Akhal-Teke horses originated
from Turkmenistan and are best known for their intelligence, speed and
The Akhal-Teke typically
stands between 14.2 and 16 hands (58 and 64 inches, 147 and 163 cm) and there
are currently about 6,600 Akhal-Tekes in the world, found primarily in
Turkmenistan and Russia, with some also located in Europe and North America.
The Akhal-Teke bloodline
dates back thousands of years in Turkmenistan when selectively bred Akhal-Teke
were used for raids and fights for the Russian Empire.
The Akhal-Teke breed has
influenced many other breeds, including several Russian breeds. There has been
extensive crossbreeding with the Thoroughbred to create a fast, long-distance
racehorse and as a result all Akhal-Tekes are thought to have Thoroughbred
ancestors. The Russians printed the first stud book that included the
Akhal-Teke in 1941 along with 700 other horse breeds.
Few breeds of horses have as wide
a diversity of color as the Akhal-Teke. They can be grey, black, dapple, white,
crème, chestnut, bay, buckskin, or palomino color sometimes with a blue or
They often have a distinctive
metallic sheen. This color is so special that it has its own name, voronaya, in
Russian and is the result of the “cream gene” a dilution gene that produces a
perlino and cremello color.
Many Akhal-Teke’s have a
special glow to their coat. This is caused by the structure of the hair; the
opaque core is reduced in size and in some areas may be absent altogether. The
transparent part of the hair (the medulla) takes up this space, and acts like a
light-pipe, bending light through one side of the hair and refracting it out
the other side, often with a golden cast or metallic sheen.
Akhal-Teke’s also commonly
have blue eyes. Some even have a “marbled” eye color which can be partially
blue. The effect is quite stunning.
The breed suffered greatly

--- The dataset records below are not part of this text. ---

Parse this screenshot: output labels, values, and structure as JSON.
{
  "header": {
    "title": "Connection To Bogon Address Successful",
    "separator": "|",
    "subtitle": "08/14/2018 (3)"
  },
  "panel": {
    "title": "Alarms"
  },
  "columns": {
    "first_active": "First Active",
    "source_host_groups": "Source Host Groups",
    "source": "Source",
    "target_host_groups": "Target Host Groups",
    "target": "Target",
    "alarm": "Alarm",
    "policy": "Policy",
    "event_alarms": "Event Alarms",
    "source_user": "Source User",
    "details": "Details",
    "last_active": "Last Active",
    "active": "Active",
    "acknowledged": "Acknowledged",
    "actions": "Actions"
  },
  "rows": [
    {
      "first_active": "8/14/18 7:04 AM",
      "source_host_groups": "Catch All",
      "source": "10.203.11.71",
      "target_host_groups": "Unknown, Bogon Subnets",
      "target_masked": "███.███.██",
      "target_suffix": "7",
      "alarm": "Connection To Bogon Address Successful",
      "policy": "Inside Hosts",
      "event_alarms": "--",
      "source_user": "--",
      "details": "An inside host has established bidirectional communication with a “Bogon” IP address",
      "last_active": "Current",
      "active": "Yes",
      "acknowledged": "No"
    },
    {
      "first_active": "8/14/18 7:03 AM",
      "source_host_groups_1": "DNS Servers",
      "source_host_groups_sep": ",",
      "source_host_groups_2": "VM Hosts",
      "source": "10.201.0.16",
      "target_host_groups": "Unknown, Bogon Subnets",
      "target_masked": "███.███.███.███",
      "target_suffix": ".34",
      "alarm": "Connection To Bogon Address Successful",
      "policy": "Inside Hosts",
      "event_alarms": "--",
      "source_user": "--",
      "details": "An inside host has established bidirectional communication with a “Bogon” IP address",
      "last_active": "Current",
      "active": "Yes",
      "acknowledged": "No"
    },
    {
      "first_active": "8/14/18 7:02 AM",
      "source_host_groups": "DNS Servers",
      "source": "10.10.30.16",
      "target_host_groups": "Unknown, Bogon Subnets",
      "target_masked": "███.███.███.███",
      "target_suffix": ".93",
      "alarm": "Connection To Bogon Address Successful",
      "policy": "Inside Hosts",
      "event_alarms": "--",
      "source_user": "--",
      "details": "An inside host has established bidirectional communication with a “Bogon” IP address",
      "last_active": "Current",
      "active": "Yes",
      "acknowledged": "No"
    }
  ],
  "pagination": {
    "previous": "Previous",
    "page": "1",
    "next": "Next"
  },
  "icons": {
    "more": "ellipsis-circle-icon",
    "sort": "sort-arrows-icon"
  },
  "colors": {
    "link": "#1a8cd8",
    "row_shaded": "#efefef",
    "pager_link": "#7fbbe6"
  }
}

when the Soviet Union required horses to be slaughtered for meat, even though
local Turkmen refused to eat them. At one point only 1,250 horses remained and

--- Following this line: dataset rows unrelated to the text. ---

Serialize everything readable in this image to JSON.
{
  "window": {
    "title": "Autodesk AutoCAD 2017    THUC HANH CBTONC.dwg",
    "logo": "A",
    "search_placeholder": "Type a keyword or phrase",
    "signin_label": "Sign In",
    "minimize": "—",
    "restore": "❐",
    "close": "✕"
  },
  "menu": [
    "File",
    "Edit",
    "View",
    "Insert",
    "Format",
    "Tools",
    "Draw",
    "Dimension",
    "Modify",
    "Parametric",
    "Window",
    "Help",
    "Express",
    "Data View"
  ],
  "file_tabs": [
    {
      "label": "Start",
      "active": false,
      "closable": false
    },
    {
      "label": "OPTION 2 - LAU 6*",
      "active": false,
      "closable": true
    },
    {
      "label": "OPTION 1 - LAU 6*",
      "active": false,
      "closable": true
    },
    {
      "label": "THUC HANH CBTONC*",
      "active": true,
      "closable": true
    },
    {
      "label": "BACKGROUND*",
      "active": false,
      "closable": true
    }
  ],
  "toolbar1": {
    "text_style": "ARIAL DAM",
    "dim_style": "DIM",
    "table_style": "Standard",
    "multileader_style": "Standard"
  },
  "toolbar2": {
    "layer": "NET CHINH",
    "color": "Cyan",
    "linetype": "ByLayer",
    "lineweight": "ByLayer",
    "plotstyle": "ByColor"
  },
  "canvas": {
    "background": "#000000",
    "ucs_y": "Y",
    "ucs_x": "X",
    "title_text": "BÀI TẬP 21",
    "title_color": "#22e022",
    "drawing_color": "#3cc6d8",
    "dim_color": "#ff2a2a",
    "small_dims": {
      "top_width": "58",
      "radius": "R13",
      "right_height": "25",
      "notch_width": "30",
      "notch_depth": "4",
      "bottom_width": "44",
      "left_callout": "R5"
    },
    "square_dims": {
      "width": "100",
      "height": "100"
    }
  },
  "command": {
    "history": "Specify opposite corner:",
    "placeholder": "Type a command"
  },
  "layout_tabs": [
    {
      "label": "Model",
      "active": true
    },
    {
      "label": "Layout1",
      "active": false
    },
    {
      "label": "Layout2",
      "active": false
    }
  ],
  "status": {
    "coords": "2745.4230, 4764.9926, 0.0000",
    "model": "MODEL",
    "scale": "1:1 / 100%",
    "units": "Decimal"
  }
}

export from the Soviet Union was banned. The government of Turkmenistan now
uses the horses as diplomatic presents as well as auctioning a few to raise
money for improved horse breeding programs.